James Stewart, alias Gellatly, John McLean, George Russ, and John Stewart, for assaulting John McIntosh, sheep-drover, Badenoch, and robbing him of 8 pounds 12 shillings; also for assaulting David Spence, and robbing him of one pound, all pleaded not guilty. The libel being found relevant, the pannels were again interrogated, when all pleaded guilty as to the assault and robbery of McIntosh, but not guilty as to Spence. His Majesty’s Advocate passed from the libel in so far as regarded Spence. The libel being restricted, the pannels were found guilty in terms of their judicial confession. Mr Tyler spoke in mitigation of punishment, and produced certificates of previous good character, from their former masters &c. Lord Pitmilly observed, that it was impossible to look without horror at four young men in such a situation. During his experience, his mind never was so much shocked, considering the extreme youth of the prisoners. It had been stated that this was their first offence - that it was the first of which they had been convicted before a Court of Justice, was true, but that it was the first which they committed, and which their consciences only recorded, considering the circumstances of this case, was very unlikely. - It was not probable that a first offence should bespeak such daring wickedness.
Lord Reston, in addressing the pannels, observed, that had it not been for the humanity of the Public Prosecutor in restricting the libel, it would have been his duty - a duty from which, though painful, he must not shrink, to pass sentence of death on them! He considered it as an act of clemency to themselves, to send them out of this country. He could no conceive that, if allowed to remain in this country, they could ever redeem their characters. In the country to which they were about to be sent, they would find a very strict police established. If they were convicted of such crimes, the punishment would be inflicted as summarily as the sentence her is pronounced. - He conjured them to think seriously of their past conduct, and concluded by adjudging them to be transported beyond the seas for fourteen years.

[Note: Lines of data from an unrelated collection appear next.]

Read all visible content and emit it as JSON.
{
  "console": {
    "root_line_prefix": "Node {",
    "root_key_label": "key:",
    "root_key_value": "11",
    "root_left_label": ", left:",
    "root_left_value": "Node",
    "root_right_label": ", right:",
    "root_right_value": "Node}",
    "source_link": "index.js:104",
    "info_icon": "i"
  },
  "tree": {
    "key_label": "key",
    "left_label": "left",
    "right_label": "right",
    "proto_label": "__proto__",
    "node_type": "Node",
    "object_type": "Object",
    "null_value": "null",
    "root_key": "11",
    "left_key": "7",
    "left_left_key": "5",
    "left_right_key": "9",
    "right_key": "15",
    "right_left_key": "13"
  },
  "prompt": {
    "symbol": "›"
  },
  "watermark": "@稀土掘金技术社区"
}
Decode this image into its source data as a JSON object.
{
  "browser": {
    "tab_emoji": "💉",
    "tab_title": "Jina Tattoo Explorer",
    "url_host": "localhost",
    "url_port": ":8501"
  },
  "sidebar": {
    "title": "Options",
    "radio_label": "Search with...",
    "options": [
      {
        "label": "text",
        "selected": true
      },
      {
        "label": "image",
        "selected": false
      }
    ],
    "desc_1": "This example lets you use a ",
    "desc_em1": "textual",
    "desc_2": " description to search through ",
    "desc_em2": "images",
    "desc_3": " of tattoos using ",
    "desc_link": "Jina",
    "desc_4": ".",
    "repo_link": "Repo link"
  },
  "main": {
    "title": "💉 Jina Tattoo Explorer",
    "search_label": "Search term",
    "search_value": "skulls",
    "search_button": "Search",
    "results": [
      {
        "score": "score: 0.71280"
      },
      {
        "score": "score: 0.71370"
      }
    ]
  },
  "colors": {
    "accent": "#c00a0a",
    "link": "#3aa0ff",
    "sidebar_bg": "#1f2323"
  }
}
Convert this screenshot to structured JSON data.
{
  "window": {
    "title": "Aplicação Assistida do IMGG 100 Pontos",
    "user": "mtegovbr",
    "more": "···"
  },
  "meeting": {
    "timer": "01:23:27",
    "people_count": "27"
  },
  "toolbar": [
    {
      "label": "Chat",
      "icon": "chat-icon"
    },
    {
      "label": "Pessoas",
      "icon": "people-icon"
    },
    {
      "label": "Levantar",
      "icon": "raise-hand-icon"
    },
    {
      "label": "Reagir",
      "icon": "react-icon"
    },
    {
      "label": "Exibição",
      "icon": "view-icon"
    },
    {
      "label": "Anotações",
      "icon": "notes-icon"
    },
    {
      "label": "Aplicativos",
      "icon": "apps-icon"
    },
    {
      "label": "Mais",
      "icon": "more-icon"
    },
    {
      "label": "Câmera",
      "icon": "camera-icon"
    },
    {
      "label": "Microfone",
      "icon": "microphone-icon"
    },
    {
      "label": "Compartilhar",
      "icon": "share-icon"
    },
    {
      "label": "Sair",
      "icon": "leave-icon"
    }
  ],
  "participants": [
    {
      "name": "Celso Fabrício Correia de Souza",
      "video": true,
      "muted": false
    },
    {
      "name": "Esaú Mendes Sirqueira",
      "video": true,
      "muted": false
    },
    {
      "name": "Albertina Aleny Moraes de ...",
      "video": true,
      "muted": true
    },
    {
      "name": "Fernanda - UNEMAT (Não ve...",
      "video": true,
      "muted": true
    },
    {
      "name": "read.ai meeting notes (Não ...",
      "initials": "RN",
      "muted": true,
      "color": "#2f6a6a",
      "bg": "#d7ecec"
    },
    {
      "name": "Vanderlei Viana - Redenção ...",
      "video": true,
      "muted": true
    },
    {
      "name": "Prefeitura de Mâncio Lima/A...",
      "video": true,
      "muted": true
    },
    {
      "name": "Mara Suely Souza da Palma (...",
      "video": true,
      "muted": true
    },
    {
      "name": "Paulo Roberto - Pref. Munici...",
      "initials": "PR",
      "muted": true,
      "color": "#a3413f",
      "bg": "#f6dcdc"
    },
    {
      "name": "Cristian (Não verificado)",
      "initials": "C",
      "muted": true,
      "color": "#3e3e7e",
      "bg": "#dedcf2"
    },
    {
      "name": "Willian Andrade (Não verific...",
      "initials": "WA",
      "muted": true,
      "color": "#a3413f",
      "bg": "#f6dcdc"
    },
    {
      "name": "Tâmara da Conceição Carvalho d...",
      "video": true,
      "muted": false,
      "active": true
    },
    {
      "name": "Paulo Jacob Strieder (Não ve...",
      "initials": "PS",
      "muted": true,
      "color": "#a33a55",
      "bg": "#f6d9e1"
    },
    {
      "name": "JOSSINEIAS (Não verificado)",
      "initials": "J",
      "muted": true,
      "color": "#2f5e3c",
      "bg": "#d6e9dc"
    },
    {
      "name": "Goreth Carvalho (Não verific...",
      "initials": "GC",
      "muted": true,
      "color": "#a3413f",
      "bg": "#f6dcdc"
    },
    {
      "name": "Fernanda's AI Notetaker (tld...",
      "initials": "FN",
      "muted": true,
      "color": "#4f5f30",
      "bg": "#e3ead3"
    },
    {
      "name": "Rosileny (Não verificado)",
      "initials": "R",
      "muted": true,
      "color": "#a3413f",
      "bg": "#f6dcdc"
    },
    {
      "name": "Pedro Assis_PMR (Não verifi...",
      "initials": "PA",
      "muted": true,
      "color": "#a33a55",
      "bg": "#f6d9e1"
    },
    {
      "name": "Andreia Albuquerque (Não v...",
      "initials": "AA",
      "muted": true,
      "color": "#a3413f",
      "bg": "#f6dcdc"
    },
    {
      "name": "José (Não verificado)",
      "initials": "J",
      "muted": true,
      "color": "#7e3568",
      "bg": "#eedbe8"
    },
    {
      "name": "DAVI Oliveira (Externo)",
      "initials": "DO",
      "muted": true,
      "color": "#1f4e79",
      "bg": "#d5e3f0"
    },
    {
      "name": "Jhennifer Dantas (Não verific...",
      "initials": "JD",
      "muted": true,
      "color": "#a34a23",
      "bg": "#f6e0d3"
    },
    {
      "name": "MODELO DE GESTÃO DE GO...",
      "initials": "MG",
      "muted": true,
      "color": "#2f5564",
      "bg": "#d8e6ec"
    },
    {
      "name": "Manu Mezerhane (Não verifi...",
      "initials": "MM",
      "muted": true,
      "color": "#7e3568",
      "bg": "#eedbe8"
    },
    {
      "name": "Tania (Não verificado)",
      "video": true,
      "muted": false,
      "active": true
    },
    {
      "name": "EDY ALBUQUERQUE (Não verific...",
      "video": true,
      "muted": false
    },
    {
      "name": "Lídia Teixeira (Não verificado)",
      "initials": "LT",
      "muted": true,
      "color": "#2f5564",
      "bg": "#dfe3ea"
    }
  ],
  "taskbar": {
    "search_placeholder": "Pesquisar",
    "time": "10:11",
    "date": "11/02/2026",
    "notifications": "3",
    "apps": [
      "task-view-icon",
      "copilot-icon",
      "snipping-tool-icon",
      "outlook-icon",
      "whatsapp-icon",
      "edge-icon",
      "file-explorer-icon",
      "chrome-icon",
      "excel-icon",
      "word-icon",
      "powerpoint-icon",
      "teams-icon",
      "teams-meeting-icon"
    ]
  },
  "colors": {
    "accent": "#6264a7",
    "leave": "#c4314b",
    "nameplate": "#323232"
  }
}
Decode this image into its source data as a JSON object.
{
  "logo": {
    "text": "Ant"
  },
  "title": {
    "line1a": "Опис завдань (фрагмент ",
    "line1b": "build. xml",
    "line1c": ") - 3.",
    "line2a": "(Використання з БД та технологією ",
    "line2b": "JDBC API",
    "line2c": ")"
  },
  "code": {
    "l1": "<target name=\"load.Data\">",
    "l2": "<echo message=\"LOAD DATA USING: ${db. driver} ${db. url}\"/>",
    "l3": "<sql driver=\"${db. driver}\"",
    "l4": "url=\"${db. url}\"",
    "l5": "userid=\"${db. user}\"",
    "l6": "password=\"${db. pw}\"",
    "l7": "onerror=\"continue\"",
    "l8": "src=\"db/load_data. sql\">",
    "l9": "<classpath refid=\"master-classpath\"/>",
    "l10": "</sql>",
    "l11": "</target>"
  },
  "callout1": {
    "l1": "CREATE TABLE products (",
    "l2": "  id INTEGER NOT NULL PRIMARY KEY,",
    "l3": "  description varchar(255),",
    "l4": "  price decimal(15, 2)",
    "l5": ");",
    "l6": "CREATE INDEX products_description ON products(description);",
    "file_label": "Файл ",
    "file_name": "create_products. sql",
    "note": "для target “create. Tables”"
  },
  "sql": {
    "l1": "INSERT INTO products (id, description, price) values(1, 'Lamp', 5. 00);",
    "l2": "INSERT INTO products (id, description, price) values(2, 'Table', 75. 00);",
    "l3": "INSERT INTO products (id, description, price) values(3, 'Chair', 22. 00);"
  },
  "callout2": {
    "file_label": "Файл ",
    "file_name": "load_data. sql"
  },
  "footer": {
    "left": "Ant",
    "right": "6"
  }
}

Denis Pember on 26th February, 2016 wrote:

In the colony, John married Sarah Alford, 1823 at Liverpool. Sarah was the daughter of John Alford (Convict, Royal Admiral, 1800) and Jane Camm (Convict, Nile, 1801).

John and Sarah had 10 children between 1824 and 1843.

Denis Pember on 26th February, 2016 wrote:

Sainty & Johnson; 1828 Census of New South Wales:
Page 253…
[Ref M1041] McLean, John, 32, ticket of leave, Ocean, 1817, 14 years, carpenter, Gloucester Street Sydney.
[Ref M1042] McLean, Sarah, 21, born in the colony.
[Ref M1043] McLean, Mary Ann, 3, born in the colony.
[Ref M1044] McLean, Jane, 4 months, born in the colony.

Convict Changes History

Denis Pember on 26th February, 2016 made the following changes:

surname: Mclean (prev. McLean), date of birth: 1796 (prev. 0000), date of death: 5th July, 1880 (prev. 0000), gender: m, crime

This record was discovered and printed on ConvictRecords.com.au